-- Opening Marker --
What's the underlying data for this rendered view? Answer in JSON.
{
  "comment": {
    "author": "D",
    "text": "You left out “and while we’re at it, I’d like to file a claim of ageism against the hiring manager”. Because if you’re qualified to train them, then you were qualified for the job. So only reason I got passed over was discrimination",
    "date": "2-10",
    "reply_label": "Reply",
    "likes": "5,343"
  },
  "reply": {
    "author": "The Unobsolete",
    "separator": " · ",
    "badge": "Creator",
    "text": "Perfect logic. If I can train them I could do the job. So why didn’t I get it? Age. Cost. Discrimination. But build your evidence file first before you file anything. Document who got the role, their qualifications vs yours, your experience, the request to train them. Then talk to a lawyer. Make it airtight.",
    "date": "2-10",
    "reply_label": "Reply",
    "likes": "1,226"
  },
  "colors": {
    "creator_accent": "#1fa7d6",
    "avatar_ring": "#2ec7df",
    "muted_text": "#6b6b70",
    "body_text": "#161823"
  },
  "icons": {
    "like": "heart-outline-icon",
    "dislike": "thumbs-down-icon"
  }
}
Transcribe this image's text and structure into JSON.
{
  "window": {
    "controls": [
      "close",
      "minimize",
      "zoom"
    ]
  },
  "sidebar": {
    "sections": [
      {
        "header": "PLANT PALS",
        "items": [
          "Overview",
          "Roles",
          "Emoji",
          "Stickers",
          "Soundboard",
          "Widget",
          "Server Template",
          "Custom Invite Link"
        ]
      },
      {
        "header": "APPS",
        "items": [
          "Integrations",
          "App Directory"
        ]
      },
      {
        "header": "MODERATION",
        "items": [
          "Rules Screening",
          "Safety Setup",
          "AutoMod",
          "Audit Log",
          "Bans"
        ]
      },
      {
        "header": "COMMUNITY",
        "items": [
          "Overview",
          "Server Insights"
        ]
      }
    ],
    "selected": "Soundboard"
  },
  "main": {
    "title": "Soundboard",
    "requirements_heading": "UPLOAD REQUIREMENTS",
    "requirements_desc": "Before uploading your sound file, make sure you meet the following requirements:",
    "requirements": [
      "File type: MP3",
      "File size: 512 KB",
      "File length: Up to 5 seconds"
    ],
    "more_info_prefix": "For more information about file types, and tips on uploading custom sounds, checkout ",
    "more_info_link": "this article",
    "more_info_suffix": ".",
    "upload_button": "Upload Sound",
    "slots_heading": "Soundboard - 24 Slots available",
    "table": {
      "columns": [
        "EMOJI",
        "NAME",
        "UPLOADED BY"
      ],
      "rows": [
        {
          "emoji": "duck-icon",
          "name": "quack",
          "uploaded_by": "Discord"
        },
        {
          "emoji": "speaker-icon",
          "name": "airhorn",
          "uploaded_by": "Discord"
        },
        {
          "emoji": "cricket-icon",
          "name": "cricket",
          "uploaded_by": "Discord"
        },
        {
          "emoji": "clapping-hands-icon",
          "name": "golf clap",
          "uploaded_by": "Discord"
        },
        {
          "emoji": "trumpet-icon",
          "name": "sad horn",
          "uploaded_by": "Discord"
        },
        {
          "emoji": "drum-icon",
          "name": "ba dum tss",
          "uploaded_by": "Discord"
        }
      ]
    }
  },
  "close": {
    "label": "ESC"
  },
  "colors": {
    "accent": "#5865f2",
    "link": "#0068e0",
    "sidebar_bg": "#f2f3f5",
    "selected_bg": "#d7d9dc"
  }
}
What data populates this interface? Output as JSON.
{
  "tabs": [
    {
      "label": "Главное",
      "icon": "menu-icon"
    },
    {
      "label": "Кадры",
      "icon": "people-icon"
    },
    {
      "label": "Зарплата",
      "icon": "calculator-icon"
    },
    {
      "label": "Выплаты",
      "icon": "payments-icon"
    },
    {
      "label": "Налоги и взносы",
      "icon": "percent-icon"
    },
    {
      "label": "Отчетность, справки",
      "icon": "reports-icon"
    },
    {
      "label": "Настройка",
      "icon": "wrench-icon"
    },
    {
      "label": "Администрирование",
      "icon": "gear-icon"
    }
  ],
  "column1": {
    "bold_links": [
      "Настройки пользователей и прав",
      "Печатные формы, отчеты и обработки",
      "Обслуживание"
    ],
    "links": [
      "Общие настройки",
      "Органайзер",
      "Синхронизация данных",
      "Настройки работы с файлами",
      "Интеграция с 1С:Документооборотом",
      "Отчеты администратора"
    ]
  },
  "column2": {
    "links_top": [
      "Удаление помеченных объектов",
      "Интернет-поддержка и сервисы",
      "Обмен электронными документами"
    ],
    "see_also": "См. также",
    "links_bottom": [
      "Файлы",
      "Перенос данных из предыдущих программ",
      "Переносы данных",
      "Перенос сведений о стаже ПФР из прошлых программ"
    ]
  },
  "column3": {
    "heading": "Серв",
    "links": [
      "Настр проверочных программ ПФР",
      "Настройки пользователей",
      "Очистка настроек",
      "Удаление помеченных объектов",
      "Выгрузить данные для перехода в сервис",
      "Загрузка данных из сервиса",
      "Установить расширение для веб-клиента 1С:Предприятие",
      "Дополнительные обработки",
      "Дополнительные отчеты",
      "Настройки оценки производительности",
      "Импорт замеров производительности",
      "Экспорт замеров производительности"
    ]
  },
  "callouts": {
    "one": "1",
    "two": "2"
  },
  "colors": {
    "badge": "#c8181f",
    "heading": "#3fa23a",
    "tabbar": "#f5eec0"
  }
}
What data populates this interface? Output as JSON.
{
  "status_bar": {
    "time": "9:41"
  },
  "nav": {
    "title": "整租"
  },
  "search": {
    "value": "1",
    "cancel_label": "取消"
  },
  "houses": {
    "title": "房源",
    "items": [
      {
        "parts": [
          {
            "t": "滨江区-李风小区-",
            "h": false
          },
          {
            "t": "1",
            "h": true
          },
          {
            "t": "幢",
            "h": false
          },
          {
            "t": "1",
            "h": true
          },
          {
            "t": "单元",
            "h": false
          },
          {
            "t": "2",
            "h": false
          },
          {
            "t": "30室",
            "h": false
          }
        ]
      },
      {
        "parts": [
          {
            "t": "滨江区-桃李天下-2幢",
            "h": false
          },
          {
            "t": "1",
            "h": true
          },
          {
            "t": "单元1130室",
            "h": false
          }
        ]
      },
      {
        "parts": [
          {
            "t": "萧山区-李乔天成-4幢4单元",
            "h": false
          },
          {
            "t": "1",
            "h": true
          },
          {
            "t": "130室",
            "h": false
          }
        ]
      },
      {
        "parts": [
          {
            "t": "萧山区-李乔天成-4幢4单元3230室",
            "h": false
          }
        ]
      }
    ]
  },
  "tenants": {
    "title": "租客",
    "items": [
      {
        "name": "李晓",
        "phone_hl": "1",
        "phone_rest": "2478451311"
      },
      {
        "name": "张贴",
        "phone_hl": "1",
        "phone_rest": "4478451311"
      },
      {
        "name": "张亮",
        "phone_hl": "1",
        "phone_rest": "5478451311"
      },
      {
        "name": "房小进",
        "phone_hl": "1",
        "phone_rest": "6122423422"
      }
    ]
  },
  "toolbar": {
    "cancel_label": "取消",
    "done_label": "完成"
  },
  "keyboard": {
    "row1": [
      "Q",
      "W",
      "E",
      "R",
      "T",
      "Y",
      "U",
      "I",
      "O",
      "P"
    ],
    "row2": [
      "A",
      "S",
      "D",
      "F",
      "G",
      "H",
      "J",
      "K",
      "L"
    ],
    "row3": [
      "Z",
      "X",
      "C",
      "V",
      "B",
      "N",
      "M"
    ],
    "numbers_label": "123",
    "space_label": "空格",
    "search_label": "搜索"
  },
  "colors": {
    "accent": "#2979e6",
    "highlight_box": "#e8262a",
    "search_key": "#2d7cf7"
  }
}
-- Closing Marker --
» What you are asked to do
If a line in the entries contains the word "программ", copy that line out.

» Reply
      "Перенос данных из предыдущих программ",
      "Перенос сведений о стаже ПФР из прошлых программ"
      "Настр проверочных программ ПФР",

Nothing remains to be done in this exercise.